REQUIREMENT: Copy each line of the following data that contains "price".

──────

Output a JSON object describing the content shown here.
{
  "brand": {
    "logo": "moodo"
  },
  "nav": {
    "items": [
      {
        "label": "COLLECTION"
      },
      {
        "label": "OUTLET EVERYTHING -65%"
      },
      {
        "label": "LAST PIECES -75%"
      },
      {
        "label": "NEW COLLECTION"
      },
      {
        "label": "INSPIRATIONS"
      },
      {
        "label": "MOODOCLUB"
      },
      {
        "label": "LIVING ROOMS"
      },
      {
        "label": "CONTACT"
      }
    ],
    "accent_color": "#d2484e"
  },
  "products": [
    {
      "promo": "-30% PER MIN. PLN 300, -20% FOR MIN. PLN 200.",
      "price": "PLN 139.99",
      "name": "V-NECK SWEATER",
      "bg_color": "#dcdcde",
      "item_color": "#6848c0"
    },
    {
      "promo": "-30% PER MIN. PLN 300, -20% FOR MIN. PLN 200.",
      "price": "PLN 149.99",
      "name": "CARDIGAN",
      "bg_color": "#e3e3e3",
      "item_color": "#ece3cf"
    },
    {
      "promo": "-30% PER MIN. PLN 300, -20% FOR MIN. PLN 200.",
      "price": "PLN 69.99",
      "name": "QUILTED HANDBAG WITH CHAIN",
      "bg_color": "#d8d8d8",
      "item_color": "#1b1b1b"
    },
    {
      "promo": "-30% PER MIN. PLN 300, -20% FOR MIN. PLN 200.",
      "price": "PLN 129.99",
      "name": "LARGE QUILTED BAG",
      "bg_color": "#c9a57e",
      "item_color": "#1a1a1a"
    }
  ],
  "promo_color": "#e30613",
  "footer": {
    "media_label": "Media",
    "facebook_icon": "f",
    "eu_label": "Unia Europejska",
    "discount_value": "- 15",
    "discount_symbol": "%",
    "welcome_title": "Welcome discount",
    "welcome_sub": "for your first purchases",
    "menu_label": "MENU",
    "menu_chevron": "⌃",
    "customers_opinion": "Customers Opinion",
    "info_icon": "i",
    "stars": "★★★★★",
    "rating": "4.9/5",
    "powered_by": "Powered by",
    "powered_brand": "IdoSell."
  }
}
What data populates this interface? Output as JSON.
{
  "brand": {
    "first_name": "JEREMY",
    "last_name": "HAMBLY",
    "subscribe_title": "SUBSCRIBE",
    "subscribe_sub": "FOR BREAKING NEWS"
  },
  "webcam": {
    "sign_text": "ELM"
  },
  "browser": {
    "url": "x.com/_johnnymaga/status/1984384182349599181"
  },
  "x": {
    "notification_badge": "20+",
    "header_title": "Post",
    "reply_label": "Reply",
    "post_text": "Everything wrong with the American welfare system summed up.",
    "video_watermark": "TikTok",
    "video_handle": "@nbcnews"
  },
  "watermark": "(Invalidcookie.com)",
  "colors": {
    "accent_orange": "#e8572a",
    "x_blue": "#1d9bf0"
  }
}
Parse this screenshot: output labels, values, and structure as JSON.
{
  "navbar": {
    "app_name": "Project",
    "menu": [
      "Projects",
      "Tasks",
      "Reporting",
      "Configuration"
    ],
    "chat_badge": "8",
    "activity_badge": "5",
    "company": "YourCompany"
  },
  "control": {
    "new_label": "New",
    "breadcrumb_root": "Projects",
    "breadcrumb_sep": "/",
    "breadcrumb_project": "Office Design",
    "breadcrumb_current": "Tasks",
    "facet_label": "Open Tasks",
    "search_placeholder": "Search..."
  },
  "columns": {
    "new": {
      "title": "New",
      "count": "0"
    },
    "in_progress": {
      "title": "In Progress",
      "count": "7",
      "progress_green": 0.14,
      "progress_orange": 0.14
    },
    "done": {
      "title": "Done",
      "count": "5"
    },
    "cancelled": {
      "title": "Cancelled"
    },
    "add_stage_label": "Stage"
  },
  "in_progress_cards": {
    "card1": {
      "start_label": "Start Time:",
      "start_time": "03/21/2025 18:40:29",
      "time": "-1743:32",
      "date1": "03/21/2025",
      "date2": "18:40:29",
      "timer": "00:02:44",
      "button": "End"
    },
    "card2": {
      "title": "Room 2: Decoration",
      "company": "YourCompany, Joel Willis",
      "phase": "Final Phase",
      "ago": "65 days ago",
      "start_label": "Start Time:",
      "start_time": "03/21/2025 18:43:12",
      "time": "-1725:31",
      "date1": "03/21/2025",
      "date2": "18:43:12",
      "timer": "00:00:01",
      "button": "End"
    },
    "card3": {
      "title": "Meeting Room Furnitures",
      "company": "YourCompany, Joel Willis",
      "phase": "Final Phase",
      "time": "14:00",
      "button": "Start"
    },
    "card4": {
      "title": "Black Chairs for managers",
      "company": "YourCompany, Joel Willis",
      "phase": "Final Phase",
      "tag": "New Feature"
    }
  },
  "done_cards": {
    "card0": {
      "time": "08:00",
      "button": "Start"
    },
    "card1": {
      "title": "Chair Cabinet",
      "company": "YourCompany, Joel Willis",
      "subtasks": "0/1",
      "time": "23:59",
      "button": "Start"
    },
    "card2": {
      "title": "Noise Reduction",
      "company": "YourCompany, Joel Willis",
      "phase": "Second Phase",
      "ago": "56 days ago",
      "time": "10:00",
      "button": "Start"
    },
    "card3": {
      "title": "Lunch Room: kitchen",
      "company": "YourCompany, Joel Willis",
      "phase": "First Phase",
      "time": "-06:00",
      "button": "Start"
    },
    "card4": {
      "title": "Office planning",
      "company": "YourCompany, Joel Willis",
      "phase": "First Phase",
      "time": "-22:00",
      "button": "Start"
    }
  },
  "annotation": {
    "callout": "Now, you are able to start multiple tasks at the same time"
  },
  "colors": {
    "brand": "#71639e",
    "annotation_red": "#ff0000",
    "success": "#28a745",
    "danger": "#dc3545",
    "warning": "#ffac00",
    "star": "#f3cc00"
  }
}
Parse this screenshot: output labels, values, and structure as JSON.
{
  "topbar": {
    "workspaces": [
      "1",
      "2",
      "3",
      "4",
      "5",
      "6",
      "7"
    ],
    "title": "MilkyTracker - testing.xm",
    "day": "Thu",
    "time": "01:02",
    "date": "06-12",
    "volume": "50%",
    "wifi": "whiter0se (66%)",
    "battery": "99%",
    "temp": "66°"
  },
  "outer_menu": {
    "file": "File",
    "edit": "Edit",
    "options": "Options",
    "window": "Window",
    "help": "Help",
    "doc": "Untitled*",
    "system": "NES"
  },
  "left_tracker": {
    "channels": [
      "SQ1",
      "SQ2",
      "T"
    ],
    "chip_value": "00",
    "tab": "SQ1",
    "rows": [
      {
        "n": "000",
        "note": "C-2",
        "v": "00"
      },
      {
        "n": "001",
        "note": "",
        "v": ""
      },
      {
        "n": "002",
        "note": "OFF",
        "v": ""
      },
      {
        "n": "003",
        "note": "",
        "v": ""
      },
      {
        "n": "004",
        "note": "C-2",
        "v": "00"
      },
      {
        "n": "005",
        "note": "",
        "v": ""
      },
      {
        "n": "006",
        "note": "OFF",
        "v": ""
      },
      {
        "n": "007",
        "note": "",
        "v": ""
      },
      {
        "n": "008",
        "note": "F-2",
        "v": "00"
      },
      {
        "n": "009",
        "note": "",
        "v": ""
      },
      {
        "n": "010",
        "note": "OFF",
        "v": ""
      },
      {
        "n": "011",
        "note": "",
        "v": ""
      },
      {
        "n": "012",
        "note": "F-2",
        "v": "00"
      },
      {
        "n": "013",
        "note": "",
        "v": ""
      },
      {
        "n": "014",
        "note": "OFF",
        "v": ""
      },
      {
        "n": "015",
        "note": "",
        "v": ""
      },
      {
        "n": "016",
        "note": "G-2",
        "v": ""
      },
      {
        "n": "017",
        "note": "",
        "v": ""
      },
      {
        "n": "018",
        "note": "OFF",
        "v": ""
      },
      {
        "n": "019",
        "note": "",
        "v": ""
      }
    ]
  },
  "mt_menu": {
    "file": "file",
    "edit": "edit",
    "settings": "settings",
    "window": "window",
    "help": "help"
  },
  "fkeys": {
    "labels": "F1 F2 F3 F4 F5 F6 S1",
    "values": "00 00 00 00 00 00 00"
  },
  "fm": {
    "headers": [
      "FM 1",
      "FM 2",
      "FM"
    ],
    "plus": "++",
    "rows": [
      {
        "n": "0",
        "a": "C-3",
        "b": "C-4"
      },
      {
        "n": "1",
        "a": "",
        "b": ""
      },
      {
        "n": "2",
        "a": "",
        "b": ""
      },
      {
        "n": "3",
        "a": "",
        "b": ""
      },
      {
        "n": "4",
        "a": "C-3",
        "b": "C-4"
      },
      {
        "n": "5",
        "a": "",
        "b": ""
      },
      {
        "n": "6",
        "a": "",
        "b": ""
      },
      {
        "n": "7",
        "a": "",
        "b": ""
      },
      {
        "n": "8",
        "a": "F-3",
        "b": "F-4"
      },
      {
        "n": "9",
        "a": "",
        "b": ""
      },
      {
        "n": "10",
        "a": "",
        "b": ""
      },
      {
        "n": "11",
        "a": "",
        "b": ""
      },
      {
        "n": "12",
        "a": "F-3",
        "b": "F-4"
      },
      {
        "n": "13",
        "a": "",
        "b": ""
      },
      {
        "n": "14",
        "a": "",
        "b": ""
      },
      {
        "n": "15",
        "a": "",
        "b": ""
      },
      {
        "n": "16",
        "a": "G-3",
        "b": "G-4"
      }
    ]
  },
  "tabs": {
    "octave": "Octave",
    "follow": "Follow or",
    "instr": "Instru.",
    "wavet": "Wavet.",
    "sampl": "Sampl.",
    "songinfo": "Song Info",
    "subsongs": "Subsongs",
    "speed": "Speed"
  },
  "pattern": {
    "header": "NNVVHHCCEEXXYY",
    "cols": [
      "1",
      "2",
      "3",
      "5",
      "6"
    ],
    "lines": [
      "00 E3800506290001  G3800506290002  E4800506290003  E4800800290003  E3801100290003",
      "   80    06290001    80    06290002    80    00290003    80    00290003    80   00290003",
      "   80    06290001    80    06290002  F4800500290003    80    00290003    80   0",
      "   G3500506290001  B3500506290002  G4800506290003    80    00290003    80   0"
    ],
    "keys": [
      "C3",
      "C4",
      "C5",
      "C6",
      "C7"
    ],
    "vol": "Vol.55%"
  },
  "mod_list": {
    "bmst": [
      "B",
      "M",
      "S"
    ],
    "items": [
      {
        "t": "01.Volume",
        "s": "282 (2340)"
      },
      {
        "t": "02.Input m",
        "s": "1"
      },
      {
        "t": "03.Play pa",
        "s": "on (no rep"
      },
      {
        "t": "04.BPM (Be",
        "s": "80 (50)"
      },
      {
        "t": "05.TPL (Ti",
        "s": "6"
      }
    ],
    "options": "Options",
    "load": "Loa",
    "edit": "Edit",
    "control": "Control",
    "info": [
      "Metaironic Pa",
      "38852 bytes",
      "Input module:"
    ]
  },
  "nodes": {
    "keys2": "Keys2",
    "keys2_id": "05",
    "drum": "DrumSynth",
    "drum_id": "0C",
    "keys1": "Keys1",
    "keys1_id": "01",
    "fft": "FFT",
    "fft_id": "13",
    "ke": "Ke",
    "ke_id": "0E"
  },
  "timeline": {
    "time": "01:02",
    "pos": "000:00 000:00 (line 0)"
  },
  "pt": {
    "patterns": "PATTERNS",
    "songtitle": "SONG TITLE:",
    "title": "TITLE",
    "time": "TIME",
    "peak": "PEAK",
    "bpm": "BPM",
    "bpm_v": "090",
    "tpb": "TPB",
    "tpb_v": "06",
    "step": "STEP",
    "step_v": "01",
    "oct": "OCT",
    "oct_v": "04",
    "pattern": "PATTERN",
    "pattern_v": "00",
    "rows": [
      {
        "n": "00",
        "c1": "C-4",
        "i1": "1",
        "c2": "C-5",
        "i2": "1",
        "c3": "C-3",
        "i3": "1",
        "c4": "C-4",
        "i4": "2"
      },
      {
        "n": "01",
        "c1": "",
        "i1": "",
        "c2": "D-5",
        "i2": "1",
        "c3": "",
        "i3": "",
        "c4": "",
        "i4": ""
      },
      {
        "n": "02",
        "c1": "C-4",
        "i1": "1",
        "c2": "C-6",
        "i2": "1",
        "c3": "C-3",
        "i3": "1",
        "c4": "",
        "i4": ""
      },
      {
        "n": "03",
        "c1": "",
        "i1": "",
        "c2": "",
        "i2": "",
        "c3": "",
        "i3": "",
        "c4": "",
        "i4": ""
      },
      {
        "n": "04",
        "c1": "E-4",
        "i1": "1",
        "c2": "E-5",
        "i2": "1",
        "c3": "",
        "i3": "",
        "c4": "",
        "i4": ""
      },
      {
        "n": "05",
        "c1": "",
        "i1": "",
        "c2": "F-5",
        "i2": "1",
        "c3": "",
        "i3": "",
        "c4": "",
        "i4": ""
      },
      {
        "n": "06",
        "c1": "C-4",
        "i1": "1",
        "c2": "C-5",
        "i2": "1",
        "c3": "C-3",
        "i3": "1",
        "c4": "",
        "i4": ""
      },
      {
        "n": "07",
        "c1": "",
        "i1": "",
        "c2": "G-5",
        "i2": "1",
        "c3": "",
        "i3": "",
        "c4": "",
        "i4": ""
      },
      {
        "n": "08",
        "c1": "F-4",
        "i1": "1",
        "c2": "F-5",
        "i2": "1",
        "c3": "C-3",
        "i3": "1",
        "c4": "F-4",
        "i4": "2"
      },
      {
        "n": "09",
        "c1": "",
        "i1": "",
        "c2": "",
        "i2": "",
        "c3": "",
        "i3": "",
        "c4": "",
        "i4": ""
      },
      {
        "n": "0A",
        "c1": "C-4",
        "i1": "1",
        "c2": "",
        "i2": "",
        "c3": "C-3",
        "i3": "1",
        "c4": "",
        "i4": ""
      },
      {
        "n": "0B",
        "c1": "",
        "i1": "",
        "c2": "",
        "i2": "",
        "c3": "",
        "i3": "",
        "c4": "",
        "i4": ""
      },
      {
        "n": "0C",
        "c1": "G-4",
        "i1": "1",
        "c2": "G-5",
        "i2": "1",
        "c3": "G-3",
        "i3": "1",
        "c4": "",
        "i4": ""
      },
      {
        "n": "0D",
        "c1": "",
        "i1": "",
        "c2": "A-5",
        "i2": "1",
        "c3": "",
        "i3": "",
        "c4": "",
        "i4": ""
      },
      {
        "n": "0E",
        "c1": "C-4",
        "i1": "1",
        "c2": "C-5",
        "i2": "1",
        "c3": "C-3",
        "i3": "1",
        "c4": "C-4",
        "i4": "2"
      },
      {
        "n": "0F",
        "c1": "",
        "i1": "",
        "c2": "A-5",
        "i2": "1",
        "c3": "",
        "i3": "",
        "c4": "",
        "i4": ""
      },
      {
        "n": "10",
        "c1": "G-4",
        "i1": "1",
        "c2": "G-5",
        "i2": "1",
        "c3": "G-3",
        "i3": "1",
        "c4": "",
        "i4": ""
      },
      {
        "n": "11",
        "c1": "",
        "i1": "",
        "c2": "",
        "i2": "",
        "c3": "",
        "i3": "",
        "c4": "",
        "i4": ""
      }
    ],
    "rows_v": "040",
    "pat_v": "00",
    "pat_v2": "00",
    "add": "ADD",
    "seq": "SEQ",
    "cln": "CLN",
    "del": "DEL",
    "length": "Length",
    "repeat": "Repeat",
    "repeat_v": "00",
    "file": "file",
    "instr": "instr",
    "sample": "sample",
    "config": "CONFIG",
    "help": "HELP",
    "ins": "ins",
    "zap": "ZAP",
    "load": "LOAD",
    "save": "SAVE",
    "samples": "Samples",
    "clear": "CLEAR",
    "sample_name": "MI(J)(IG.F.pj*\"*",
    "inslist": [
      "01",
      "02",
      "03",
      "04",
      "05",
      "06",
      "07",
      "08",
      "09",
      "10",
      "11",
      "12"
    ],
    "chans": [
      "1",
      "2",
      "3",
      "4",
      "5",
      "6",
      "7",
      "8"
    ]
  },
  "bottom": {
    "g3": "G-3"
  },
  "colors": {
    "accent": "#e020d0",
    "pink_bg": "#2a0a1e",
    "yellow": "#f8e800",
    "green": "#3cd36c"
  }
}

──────

SOLVED EXERCISE:
      "price": "PLN 139.99",
      "price": "PLN 149.99",
      "price": "PLN 69.99",
      "price": "PLN 129.99",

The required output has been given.